"Our ideals, laws and customs should be based on the proposition that each generation, in turn, becomes the custodian rather than the absolute owner of our resources and each generation has the obligation to pass this inheritance on to the future. "
Thanks to wilderness.net, Campaign for America’s Wilderness, Yellowstone to Yukon, The Wildlands Project, Wild Foundation.
- On September 3, 1964, President Lyndon Johnson signed the Wilderness Act, and for the first time in human history a society created a law to keep the wildest public lands wild, forever.
- Wilderness is public land, owned by all Americans.
- Four Federal agencies manage public land, the U. S. Forest Service, the National Park Service, the Bureau of Land Management, and the Fish and Wildlife Service.
- The Wilderness Act provides that public lands protected as wilderness shall be protected in their natural condition; that they retain their primeval character and influence, without permanent improvement or human habitation; that the area has outstanding opportunities for solitude or a primitive and unconfined type of recreation; that the land is devoted to the public purposes of recreation, scenic, scientific, educational, conservation and historic use.

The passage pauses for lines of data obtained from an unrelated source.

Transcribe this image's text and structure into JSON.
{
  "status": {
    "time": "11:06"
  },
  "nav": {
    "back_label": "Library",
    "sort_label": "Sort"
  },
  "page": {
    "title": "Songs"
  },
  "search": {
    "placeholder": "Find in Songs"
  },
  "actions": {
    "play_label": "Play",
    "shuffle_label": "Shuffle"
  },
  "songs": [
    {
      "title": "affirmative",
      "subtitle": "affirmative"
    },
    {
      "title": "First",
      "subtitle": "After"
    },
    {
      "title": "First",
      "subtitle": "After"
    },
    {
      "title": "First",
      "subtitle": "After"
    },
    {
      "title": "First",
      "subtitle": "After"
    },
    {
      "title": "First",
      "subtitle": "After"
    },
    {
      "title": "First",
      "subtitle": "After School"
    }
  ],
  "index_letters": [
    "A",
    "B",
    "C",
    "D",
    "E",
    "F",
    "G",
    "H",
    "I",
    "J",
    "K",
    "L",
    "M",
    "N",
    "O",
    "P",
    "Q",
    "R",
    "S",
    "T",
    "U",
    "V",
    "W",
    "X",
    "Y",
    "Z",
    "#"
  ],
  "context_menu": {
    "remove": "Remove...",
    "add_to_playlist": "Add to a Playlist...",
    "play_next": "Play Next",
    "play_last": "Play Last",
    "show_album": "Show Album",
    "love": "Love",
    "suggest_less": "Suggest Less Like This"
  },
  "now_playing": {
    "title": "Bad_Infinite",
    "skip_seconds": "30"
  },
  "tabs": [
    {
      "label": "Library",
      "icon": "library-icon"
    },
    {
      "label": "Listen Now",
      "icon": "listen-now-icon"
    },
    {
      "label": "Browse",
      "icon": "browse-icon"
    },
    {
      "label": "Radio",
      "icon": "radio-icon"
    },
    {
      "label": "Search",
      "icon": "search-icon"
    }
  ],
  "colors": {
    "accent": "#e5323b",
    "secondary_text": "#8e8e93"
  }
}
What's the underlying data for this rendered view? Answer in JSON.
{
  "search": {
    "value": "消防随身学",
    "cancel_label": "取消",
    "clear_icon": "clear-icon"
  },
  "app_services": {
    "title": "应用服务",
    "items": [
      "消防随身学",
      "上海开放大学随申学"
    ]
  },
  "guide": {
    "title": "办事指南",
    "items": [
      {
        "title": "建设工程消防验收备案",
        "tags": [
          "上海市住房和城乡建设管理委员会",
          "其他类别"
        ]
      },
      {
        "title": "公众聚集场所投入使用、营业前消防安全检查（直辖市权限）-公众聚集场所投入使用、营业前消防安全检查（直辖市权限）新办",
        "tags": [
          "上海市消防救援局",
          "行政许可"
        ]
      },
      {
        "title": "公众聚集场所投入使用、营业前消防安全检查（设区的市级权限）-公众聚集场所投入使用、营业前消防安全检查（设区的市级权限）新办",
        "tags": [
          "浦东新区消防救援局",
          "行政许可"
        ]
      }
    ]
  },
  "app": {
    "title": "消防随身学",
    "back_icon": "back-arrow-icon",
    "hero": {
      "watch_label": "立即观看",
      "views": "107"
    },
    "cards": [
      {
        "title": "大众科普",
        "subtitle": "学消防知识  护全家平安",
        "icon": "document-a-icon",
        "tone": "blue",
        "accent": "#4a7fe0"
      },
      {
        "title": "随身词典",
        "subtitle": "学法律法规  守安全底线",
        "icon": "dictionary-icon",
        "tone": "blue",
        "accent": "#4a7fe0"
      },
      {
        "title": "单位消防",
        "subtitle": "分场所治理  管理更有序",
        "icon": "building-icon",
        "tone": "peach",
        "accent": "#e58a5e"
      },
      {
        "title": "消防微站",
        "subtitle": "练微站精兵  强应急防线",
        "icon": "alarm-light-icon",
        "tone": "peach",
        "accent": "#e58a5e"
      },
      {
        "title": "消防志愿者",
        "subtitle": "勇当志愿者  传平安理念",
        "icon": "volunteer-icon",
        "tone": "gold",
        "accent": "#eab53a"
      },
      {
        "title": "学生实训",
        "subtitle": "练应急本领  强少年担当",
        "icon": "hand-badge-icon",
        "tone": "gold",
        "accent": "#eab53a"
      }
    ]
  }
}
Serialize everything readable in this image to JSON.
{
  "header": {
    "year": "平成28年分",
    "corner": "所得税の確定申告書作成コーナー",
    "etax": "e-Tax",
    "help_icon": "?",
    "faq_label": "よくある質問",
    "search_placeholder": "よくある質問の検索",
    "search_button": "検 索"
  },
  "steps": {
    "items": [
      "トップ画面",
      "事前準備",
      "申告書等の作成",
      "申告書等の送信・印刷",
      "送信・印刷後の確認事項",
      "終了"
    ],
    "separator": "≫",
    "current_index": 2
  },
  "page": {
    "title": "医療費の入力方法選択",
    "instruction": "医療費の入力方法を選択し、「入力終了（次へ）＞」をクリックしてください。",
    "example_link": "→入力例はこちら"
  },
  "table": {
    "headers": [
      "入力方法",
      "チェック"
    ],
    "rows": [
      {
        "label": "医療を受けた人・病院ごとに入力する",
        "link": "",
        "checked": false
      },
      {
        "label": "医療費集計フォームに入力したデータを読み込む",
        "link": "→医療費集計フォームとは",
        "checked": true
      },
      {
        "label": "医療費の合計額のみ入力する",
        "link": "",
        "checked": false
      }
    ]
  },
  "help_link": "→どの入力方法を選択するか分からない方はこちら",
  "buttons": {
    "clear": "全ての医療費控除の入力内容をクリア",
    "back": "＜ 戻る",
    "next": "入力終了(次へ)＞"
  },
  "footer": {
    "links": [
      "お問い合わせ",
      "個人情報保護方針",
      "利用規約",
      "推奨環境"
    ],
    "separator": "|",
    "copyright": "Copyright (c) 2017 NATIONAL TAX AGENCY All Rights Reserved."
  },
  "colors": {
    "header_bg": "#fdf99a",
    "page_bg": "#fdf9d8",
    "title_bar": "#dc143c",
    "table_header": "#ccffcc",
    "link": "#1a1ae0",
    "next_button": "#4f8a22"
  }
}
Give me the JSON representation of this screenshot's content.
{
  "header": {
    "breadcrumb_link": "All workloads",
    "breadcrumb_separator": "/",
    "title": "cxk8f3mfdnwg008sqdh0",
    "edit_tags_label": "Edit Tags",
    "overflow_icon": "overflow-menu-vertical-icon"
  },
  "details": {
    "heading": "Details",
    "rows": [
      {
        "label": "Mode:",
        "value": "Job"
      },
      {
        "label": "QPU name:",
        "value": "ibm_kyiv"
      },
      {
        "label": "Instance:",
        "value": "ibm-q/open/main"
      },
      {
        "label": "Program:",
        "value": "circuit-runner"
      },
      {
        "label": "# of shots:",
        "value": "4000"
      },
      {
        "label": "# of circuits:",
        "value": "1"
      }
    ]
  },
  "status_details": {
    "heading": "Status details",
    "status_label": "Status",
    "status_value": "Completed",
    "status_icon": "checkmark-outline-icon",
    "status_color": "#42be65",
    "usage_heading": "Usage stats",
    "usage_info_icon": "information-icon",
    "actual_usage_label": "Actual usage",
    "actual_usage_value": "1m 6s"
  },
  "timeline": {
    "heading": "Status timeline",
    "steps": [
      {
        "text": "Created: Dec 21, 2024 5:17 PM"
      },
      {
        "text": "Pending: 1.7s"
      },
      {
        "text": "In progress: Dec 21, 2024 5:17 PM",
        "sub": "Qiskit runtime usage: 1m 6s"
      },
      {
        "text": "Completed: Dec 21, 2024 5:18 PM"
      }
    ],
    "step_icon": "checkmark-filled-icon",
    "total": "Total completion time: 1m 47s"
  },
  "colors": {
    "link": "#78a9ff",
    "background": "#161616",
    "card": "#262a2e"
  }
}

- Wilderness designation allows a variety of uses including hiking, camping, horseback riding, fishing, hunting, rafting, cattle grazing, and quiet recreation. Wilderness harbors immensely important wildlife habitat, fresh water and clean air.
- The 1964 Wilderness Act designated 54 areas in 13 states (9.1 million acres) as wilderness under the National Wilderness Preservation System.
- In the 45 years since the passage of the Wilderness Act, the National Wilderness Preservation System has grown to include 756 areas in 44 states and Puerto Rico (nearly 110 million acres).
- 1984 (25 years ago) marks the year when the most new wilderness areas were added to the National Wilderness Preservation System.
- Designated wilderness comprises 13.3% of the public lands outside of Alaska; including Alaska, wilderness comprises 17.% of the public lands of the United States.
- Designated wilderness accounts for 2.68% of the total land and inland water area of the 49 United States, excluding Alaska. With Alaska, wilderness accounts for 4.73% of the total land and inland water area in America.
- The smallest wilderness area is the Rock and Islands Wilderness in northern California (5 acres).
- The largest wilderness area is the Wrangell-Saint Elias Wilderness in Alaska (9,078,675 acres).
- The states with the most wilderness areas are Alaska, California, Colorado, Nevada and Arizona.
- The states with no wilderness areas are Connecticut, Delaware, Iowa, Kansas, Maryland, Rhode Island.
- The newest wilderness areas were designated by President Obama on 3/30/09 as part of the Omnibus Public Land Management Act of 2009 which protects 52 new areas and adds acreage to 26 existing areas, for a total addition to the National Wilderness Preservation System of over 2 million acres.
- More than 12 million people visit wilderness areas each year, and half of all wilderness areas are within a day’s drive of America’s 30 largest cities.
- Nine out of ten people in America believe that protecting public land as part of the National Wilderness Preservation System is important.
- As much as 300 million acres, or more, of our federal lands remain roadless and subject to further consideration by Congress, managing agencies, and citizen organizations -- and many of these places may well be protected as Congress considers additional wilderness protection.
- Public lands that are not pristine, but historically were logged or otherwise impacted by human activity (like most forested lands in the East) are eligible for wilderness designation when the area has been sufficiently restored by nature and the human impacts are substantially unnoticeable.
- Unprotected wilderness quality lands are threatened by energy development, rural sprawl, hard rock mining, road building, and motorized recreation. Once developed, these lands do not qualify for wilderness designation.
- Wilderness is preserved by people. The Wilderness Act does not protect public lands until local people and/or agency staff who know the land well identify an area to be protected, and persuade an elected member of Congression to carry a bill and help pass a new law to protect the area permanently under the Wilderness Act.
- Wilderness and other protected areas (e.g. National Parks, wildlife refuges, state parks, local land trust holdings) are the cornerstones for landscape level conservation efforts aimed at reconnecting fully functioning ecosystems along key corridors in the United States. (see The Wildlands Project and Yellowstone to Yukon)
- Large intact ecosystems protected as wilderness store vast amounts of carbon. At least 25% of all emissions since the industrial revolution have come from destroying wild nature.